[Dataset items]
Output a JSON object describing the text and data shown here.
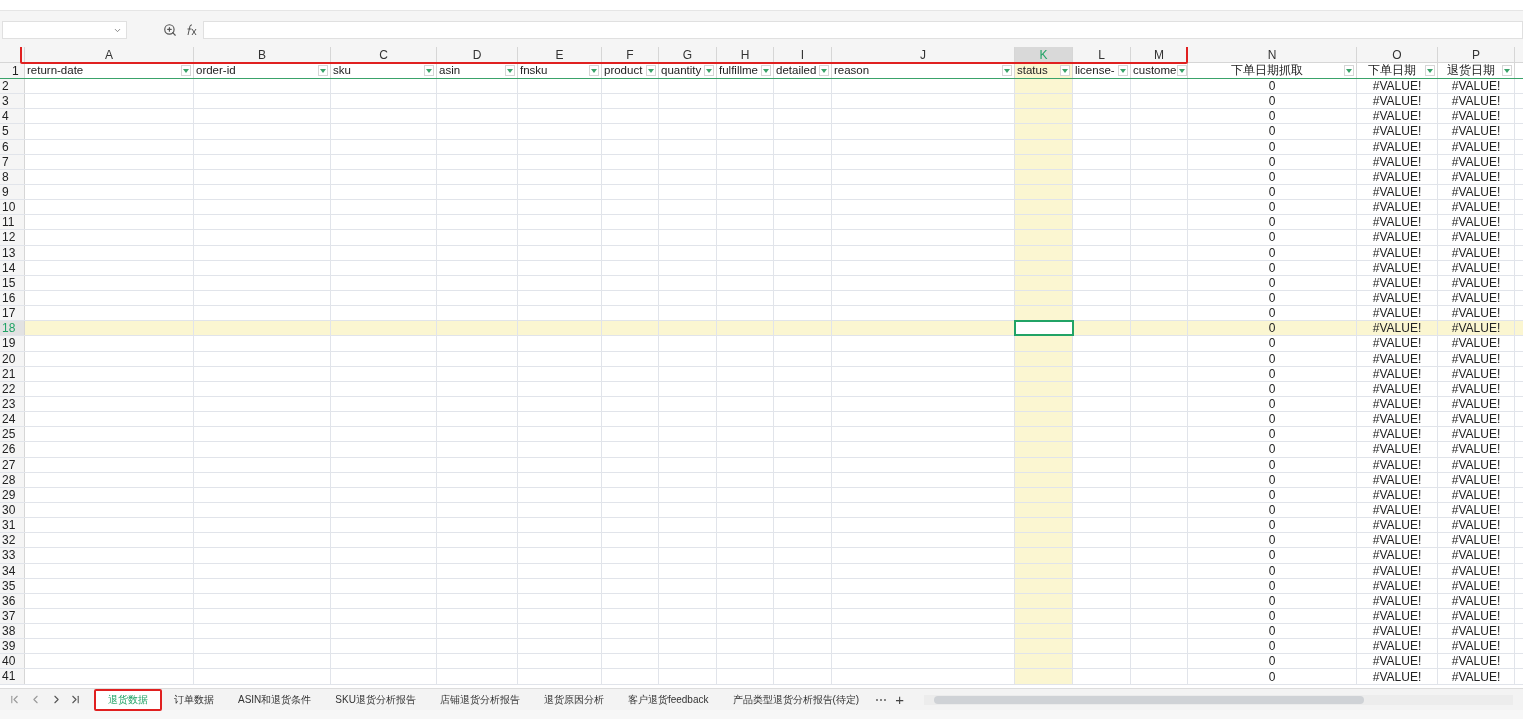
{
  "columns": [
    {
      "letter": "A",
      "header": "return-date",
      "selected": false
    },
    {
      "letter": "B",
      "header": "order-id",
      "selected": false
    },
    {
      "letter": "C",
      "header": "sku",
      "selected": false
    },
    {
      "letter": "D",
      "header": "asin",
      "selected": false
    },
    {
      "letter": "E",
      "header": "fnsku",
      "selected": false
    },
    {
      "letter": "F",
      "header": "product",
      "selected": false
    },
    {
      "letter": "G",
      "header": "quantity",
      "selected": false
    },
    {
      "letter": "H",
      "header": "fulfillme",
      "selected": false
    },
    {
      "letter": "I",
      "header": "detailed",
      "selected": false
    },
    {
      "letter": "J",
      "header": "reason",
      "selected": false
    },
    {
      "letter": "K",
      "header": "status",
      "selected": true
    },
    {
      "letter": "L",
      "header": "license-",
      "selected": false
    },
    {
      "letter": "M",
      "header": "custome",
      "selected": false
    },
    {
      "letter": "N",
      "header": "下单日期抓取",
      "selected": false
    },
    {
      "letter": "O",
      "header": "下单日期",
      "selected": false
    },
    {
      "letter": "P",
      "header": "退货日期",
      "selected": false
    }
  ],
  "header_row_number": "1",
  "rows": [
    {
      "number": "2",
      "values": [
        "0",
        "#VALUE!",
        "#VALUE!"
      ],
      "selected": false
    },
    {
      "number": "3",
      "values": [
        "0",
        "#VALUE!",
        "#VALUE!"
      ],
      "selected": false
    },
    {
      "number": "4",
      "values": [
        "0",
        "#VALUE!",
        "#VALUE!"
      ],
      "selected": false
    },
    {
      "number": "5",
      "values": [
        "0",
        "#VALUE!",
        "#VALUE!"
      ],
      "selected": false
    },
    {
      "number": "6",
      "values": [
        "0",
        "#VALUE!",
        "#VALUE!"
      ],
      "selected": false
    },
    {
      "number": "7",
      "values": [
        "0",
        "#VALUE!",
        "#VALUE!"
      ],
      "selected": false
    },
    {
      "number": "8",
      "values": [
        "0",
        "#VALUE!",
        "#VALUE!"
      ],
      "selected": false
    },
    {
      "number": "9",
      "values": [
        "0",
        "#VALUE!",
        "#VALUE!"
      ],
      "selected": false
    },
    {
      "number": "10",
      "values": [
        "0",
        "#VALUE!",
        "#VALUE!"
      ],
      "selected": false
    },
    {
      "number": "11",
      "values": [
        "0",
        "#VALUE!",
        "#VALUE!"
      ],
      "selected": false
    },
    {
      "number": "12",
      "values": [
        "0",
        "#VALUE!",
        "#VALUE!"
      ],
      "selected": false
    },
    {
      "number": "13",
      "values": [
        "0",
        "#VALUE!",
        "#VALUE!"
      ],
      "selected": false
    },
    {
      "number": "14",
      "values": [
        "0",
        "#VALUE!",
        "#VALUE!"
      ],
      "selected": false
    },
    {
      "number": "15",
      "values": [
        "0",
        "#VALUE!",
        "#VALUE!"
      ],
      "selected": false
    },
    {
      "number": "16",
      "values": [
        "0",
        "#VALUE!",
        "#VALUE!"
      ],
      "selected": false
    },
    {
      "number": "17",
      "values": [
        "0",
        "#VALUE!",
        "#VALUE!"
      ],
      "selected": false
    },
    {
      "number": "18",
      "values": [
        "0",
        "#VALUE!",
        "#VALUE!"
      ],
      "selected": true
    },
    {
      "number": "19",
      "values": [
        "0",
        "#VALUE!",
        "#VALUE!"
      ],
      "selected": false
    },
    {
      "number": "20",
      "values": [
        "0",
        "#VALUE!",
        "#VALUE!"
      ],
      "selected": false
    },
    {
      "number": "21",
      "values": [
        "0",
        "#VALUE!",
        "#VALUE!"
      ],
      "selected": false
    },
    {
      "number": "22",
      "values": [
        "0",
        "#VALUE!",
        "#VALUE!"
      ],
      "selected": false
    },
    {
      "number": "23",
      "values": [
        "0",
        "#VALUE!",
        "#VALUE!"
      ],
      "selected": false
    },
    {
      "number": "24",
      "values": [
        "0",
        "#VALUE!",
        "#VALUE!"
      ],
      "selected": false
    },
    {
      "number": "25",
      "values": [
        "0",
        "#VALUE!",
        "#VALUE!"
      ],
      "selected": false
    },
    {
      "number": "26",
      "values": [
        "0",
        "#VALUE!",
        "#VALUE!"
      ],
      "selected": false
    },
    {
      "number": "27",
      "values": [
        "0",
        "#VALUE!",
        "#VALUE!"
      ],
      "selected": false
    },
    {
      "number": "28",
      "values": [
        "0",
        "#VALUE!",
        "#VALUE!"
      ],
      "selected": false
    },
    {
      "number": "29",
      "values": [
        "0",
        "#VALUE!",
        "#VALUE!"
      ],
      "selected": false
    },
    {
      "number": "30",
      "values": [
        "0",
        "#VALUE!",
        "#VALUE!"
      ],
      "selected": false
    },
    {
      "number": "31",
      "values": [
        "0",
        "#VALUE!",
        "#VALUE!"
      ],
      "selected": false
    },
    {
      "number": "32",
      "values": [
        "0",
        "#VALUE!",
        "#VALUE!"
      ],
      "selected": false
    },
    {
      "number": "33",
      "values": [
        "0",
        "#VALUE!",
        "#VALUE!"
      ],
      "selected": false
    },
    {
      "number": "34",
      "values": [
        "0",
        "#VALUE!",
        "#VALUE!"
      ],
      "selected": false
    },
    {
      "number": "35",
      "values": [
        "0",
        "#VALUE!",
        "#VALUE!"
      ],
      "selected": false
    },
    {
      "number": "36",
      "values": [
        "0",
        "#VALUE!",
        "#VALUE!"
      ],
      "selected": false
    },
    {
      "number": "37",
      "values": [
        "0",
        "#VALUE!",
        "#VALUE!"
      ],
      "selected": false
    },
    {
      "number": "38",
      "values": [
        "0",
        "#VALUE!",
        "#VALUE!"
      ],
      "selected": false
    },
    {
      "number": "39",
      "values": [
        "0",
        "#VALUE!",
        "#VALUE!"
      ],
      "selected": false
    },
    {
      "number": "40",
      "values": [
        "0",
        "#VALUE!",
        "#VALUE!"
      ],
      "selected": false
    },
    {
      "number": "41",
      "values": [
        "0",
        "#VALUE!",
        "#VALUE!"
      ],
      "selected": false
    }
  ],
  "sheet_tabs": [
    {
      "label": "退货数据",
      "selected": true
    },
    {
      "label": "订单数据",
      "selected": false
    },
    {
      "label": "ASIN和退货条件",
      "selected": false
    },
    {
      "label": "SKU退货分析报告",
      "selected": false
    },
    {
      "label": "店铺退货分析报告",
      "selected": false
    },
    {
      "label": "退货原因分析",
      "selected": false
    },
    {
      "label": "客户退货feedback",
      "selected": false
    },
    {
      "label": "产品类型退货分析报告(待定)",
      "selected": false
    }
  ],
  "more_tabs": "⋯",
  "add_tab": "+"
}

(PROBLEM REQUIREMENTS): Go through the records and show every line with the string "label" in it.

(REPLY):
      "label": "退货数据",
      "label": "订单数据",
      "label": "ASIN和退货条件",
      "label": "SKU退货分析报告",
      "label": "店铺退货分析报告",
      "label": "退货原因分析",
      "label": "客户退货feedback",
      "label": "产品类型退货分析报告(待定)",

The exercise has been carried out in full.